■ EXERCISE DIRECTIONS
Whenever a line of the data below holds the string "科大讯飞", copy that line.

■ PROVIDED ENTRIES
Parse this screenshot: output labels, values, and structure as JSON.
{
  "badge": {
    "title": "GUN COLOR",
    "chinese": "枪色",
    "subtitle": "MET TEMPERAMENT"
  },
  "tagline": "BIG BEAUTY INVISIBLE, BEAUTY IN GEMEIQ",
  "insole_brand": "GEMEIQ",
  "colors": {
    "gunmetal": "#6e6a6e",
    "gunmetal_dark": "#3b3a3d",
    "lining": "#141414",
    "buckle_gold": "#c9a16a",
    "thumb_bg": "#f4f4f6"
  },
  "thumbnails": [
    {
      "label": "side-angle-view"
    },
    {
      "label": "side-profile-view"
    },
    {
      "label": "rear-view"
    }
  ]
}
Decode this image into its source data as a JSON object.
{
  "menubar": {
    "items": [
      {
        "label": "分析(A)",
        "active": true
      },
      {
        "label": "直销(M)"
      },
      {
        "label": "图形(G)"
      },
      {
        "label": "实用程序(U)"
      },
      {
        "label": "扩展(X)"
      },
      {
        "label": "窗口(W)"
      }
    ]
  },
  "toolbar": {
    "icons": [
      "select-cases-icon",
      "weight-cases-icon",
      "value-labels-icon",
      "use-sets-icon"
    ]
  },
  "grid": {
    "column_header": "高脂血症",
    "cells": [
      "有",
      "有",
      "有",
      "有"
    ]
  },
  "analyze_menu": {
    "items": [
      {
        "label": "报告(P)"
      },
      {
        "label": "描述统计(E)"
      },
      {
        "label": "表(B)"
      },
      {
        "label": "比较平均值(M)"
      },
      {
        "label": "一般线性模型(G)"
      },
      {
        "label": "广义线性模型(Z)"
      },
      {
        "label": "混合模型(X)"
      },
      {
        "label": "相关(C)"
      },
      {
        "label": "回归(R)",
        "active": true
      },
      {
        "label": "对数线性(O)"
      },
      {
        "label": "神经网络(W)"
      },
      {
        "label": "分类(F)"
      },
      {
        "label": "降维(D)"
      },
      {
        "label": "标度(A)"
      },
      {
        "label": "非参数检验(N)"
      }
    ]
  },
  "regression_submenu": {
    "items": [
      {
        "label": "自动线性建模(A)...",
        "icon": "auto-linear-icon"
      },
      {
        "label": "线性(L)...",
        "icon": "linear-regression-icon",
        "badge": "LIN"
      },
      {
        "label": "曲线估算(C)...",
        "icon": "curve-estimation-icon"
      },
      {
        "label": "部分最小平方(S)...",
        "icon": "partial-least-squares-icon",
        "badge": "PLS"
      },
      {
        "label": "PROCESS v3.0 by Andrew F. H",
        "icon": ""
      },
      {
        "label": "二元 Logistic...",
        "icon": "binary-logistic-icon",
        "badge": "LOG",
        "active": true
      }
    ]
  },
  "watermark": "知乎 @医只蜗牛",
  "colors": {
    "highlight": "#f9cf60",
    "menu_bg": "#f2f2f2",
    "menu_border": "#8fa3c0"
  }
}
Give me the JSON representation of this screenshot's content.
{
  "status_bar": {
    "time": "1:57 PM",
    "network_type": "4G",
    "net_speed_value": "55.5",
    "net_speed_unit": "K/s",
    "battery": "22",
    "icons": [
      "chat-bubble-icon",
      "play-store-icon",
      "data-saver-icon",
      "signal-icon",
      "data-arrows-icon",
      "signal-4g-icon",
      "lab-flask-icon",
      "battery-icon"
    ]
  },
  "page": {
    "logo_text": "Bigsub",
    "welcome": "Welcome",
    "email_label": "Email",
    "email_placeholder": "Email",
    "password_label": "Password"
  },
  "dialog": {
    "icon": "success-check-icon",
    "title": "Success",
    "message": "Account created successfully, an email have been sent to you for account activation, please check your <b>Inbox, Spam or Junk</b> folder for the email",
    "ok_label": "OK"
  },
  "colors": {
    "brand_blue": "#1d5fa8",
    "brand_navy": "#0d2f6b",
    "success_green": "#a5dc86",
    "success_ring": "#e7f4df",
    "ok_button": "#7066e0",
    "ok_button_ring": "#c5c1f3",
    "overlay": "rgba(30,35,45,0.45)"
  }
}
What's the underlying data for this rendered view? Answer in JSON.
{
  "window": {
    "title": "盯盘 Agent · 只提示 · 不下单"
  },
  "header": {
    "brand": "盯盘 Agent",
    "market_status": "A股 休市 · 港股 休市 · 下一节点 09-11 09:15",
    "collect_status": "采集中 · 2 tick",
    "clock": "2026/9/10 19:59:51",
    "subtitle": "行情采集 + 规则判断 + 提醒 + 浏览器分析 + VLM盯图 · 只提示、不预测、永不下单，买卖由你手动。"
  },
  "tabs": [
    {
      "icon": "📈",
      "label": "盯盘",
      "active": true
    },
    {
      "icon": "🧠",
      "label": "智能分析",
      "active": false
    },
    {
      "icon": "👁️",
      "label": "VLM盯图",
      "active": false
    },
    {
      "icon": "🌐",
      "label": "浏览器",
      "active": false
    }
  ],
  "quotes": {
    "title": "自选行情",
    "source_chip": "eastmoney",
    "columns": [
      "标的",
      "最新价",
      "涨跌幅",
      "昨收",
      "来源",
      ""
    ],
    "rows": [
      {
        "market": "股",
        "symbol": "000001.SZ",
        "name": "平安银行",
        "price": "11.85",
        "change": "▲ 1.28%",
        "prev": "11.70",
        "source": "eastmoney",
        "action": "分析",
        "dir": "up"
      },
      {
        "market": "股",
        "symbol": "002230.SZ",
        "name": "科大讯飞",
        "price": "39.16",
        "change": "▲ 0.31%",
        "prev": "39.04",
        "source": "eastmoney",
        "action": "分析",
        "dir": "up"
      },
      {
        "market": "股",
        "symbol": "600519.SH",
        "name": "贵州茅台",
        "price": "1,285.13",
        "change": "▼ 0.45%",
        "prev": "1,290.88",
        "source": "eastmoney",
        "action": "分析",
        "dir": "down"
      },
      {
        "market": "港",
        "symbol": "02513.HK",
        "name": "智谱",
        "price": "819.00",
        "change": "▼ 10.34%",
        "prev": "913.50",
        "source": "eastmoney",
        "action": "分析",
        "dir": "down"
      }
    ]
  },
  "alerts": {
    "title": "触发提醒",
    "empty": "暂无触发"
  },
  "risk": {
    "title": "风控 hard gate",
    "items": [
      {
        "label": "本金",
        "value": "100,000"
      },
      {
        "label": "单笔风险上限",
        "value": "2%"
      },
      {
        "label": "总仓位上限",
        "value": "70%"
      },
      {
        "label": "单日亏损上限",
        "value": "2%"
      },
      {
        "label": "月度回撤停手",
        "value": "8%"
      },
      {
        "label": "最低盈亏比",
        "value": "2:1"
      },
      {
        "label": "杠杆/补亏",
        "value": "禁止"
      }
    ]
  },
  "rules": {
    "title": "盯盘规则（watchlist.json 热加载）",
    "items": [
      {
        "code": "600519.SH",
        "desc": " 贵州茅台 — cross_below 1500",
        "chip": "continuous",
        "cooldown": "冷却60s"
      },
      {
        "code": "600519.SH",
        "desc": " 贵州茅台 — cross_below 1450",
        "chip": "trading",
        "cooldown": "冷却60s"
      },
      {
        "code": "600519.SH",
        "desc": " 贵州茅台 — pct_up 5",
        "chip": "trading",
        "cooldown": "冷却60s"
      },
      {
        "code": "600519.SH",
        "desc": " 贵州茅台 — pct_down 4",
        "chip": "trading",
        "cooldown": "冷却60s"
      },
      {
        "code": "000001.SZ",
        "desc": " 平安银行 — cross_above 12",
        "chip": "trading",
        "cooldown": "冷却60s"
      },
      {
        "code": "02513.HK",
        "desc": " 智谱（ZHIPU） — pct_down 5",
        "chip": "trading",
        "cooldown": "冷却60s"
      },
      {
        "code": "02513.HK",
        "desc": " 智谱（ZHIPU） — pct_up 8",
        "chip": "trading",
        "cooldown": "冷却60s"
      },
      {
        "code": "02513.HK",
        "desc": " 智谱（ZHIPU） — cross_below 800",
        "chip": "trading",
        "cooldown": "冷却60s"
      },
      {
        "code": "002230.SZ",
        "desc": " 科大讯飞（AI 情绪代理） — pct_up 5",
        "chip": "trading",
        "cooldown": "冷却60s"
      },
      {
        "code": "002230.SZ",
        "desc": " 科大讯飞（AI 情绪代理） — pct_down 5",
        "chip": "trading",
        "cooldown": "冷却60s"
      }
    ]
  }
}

■ PROBLEM SOLUTION
        "name": "科大讯飞",
        "desc": " 科大讯飞（AI 情绪代理） — pct_up 5",
        "desc": " 科大讯飞（AI 情绪代理） — pct_down 5",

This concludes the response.